• Activity:
Without the pictures, can you quote each line below exactly?

• Data extract:
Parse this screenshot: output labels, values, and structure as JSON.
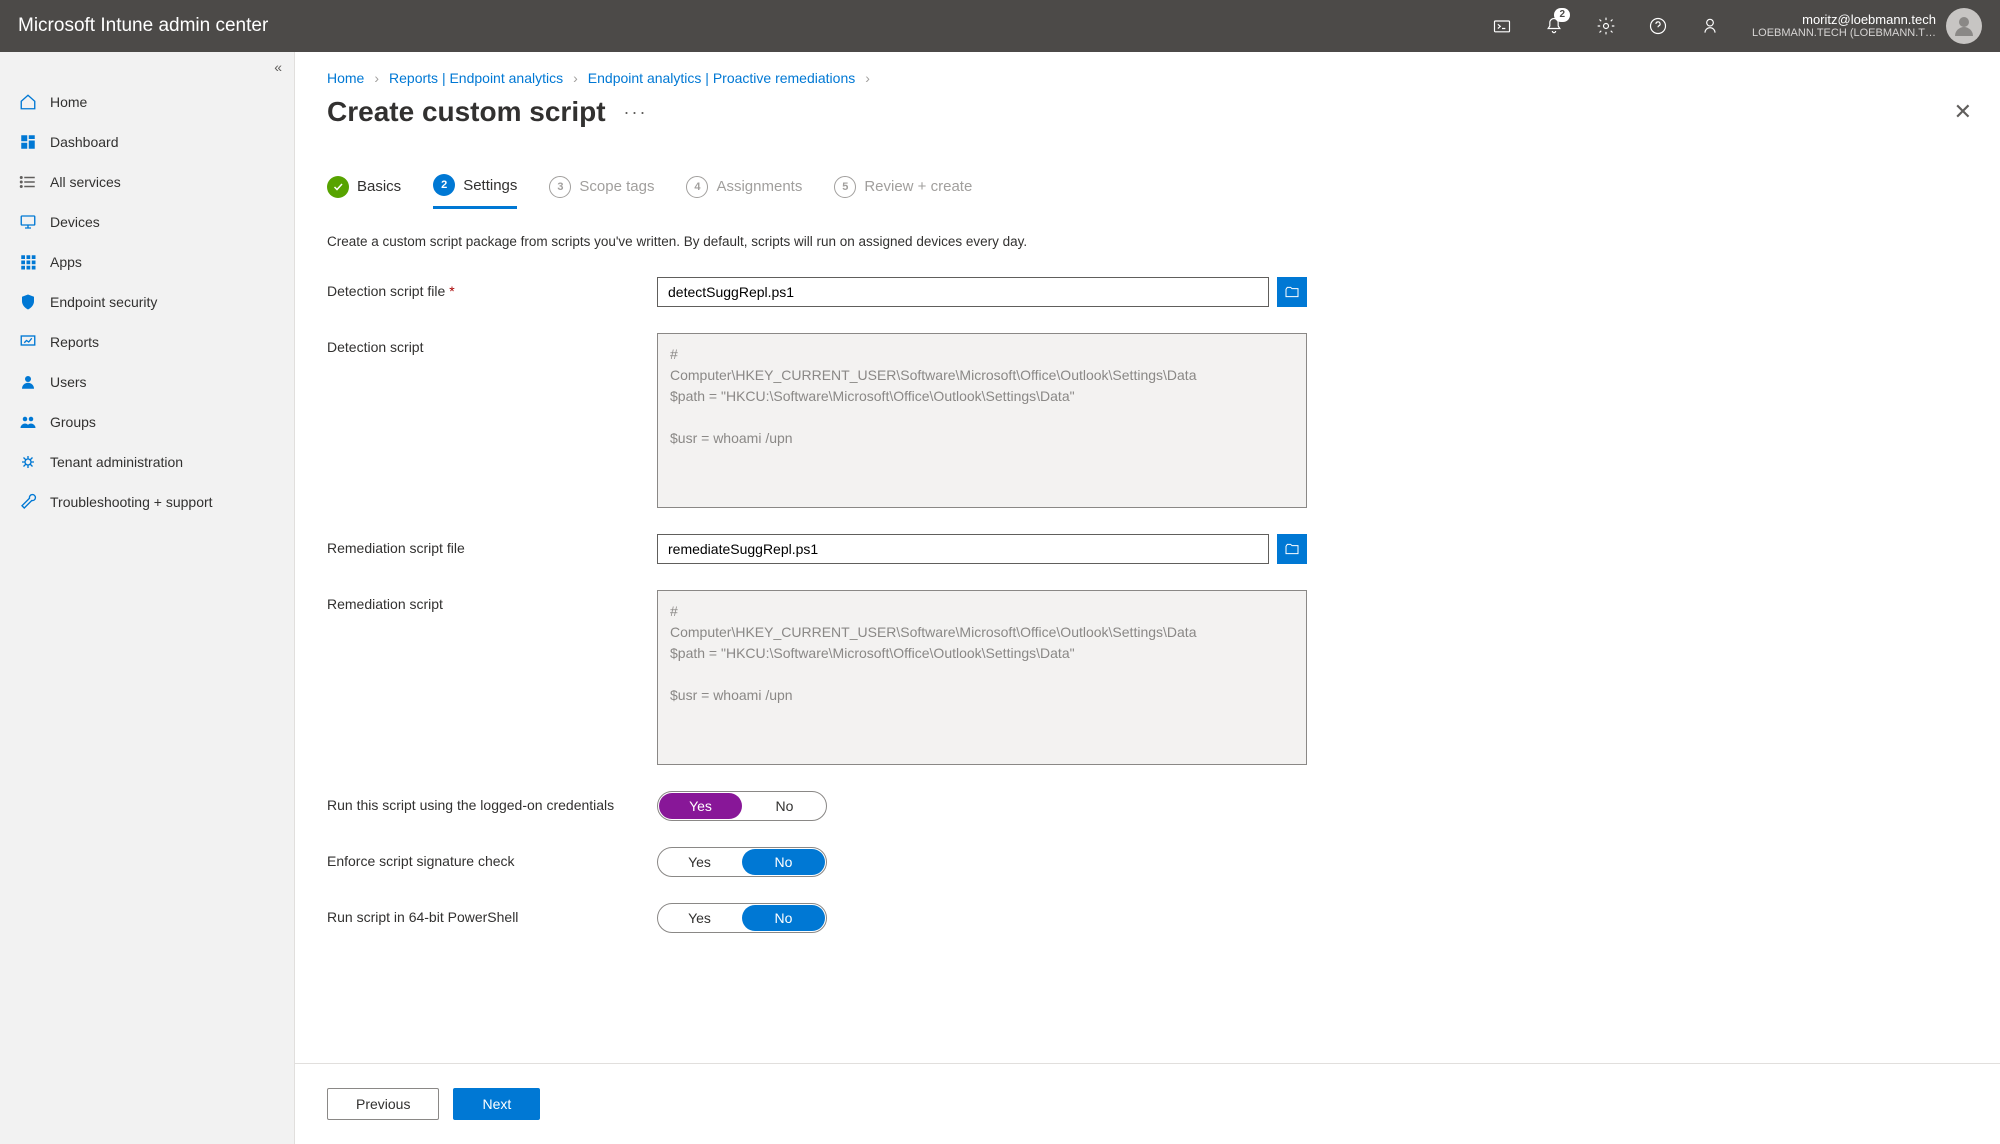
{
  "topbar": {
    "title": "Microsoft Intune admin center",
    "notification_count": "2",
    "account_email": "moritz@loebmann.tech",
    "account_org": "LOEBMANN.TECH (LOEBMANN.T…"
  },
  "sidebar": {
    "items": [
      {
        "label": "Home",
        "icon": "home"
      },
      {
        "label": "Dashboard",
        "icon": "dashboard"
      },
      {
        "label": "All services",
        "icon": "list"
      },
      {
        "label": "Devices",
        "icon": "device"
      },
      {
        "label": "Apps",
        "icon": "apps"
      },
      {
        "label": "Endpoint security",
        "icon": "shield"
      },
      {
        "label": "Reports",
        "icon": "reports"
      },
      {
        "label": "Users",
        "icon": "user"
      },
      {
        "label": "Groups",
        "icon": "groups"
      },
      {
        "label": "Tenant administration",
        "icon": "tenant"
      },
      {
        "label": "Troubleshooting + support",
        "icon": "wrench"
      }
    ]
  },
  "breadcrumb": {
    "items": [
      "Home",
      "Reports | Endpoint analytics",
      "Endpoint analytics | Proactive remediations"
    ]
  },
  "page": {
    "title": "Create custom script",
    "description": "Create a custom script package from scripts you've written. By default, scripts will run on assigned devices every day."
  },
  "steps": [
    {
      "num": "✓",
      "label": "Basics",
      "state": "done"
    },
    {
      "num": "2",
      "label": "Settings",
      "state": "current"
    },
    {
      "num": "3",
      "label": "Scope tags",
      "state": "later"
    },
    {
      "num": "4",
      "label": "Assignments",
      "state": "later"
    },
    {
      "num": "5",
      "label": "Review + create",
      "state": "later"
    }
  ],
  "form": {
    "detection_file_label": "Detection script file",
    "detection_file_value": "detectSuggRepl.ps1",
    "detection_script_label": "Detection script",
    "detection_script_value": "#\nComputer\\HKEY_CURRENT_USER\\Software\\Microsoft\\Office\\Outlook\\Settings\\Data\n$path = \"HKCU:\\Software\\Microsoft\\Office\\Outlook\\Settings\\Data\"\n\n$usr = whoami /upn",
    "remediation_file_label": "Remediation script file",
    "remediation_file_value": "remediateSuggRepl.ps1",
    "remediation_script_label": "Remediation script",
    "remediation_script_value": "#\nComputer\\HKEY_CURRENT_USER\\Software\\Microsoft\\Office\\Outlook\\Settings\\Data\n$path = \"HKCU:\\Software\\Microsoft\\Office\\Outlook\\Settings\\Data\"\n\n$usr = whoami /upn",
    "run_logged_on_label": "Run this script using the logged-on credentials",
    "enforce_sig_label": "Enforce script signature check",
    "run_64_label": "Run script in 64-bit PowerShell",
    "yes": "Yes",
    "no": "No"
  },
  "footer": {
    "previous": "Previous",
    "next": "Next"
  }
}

• Result below:
Parse this screenshot: output labels, values, and structure as JSON.
{
  "topbar": {
    "title": "Microsoft Intune admin center",
    "notification_count": "2",
    "account_email": "moritz@loebmann.tech",
    "account_org": "LOEBMANN.TECH (LOEBMANN.T…"
  },
  "sidebar": {
    "items": [
      {
        "label": "Home",
        "icon": "home"
      },
      {
        "label": "Dashboard",
        "icon": "dashboard"
      },
      {
        "label": "All services",
        "icon": "list"
      },
      {
        "label": "Devices",
        "icon": "device"
      },
      {
        "label": "Apps",
        "icon": "apps"
      },
      {
        "label": "Endpoint security",
        "icon": "shield"
      },
      {
        "label": "Reports",
        "icon": "reports"
      },
      {
        "label": "Users",
        "icon": "user"
      },
      {
        "label": "Groups",
        "icon": "groups"
      },
      {
        "label": "Tenant administration",
        "icon": "tenant"
      },
      {
        "label": "Troubleshooting + support",
        "icon": "wrench"
      }
    ]
  },
  "breadcrumb": {
    "items": [
      "Home",
      "Reports | Endpoint analytics",
      "Endpoint analytics | Proactive remediations"
    ]
  },
  "page": {
    "title": "Create custom script",
    "description": "Create a custom script package from scripts you've written. By default, scripts will run on assigned devices every day."
  },
  "steps": [
    {
      "num": "✓",
      "label": "Basics",
      "state": "done"
    },
    {
      "num": "2",
      "label": "Settings",
      "state": "current"
    },
    {
      "num": "3",
      "label": "Scope tags",
      "state": "later"
    },
    {
      "num": "4",
      "label": "Assignments",
      "state": "later"
    },
    {
      "num": "5",
      "label": "Review + create",
      "state": "later"
    }
  ],
  "form": {
    "detection_file_label": "Detection script file",
    "detection_file_value": "detectSuggRepl.ps1",
    "detection_script_label": "Detection script",
    "detection_script_value": "#\nComputer\\HKEY_CURRENT_USER\\Software\\Microsoft\\Office\\Outlook\\Settings\\Data\n$path = \"HKCU:\\Software\\Microsoft\\Office\\Outlook\\Settings\\Data\"\n\n$usr = whoami /upn",
    "remediation_file_label": "Remediation script file",
    "remediation_file_value": "remediateSuggRepl.ps1",
    "remediation_script_label": "Remediation script",
    "remediation_script_value": "#\nComputer\\HKEY_CURRENT_USER\\Software\\Microsoft\\Office\\Outlook\\Settings\\Data\n$path = \"HKCU:\\Software\\Microsoft\\Office\\Outlook\\Settings\\Data\"\n\n$usr = whoami /upn",
    "run_logged_on_label": "Run this script using the logged-on credentials",
    "enforce_sig_label": "Enforce script signature check",
    "run_64_label": "Run script in 64-bit PowerShell",
    "yes": "Yes",
    "no": "No"
  },
  "footer": {
    "previous": "Previous",
    "next": "Next"
  }
}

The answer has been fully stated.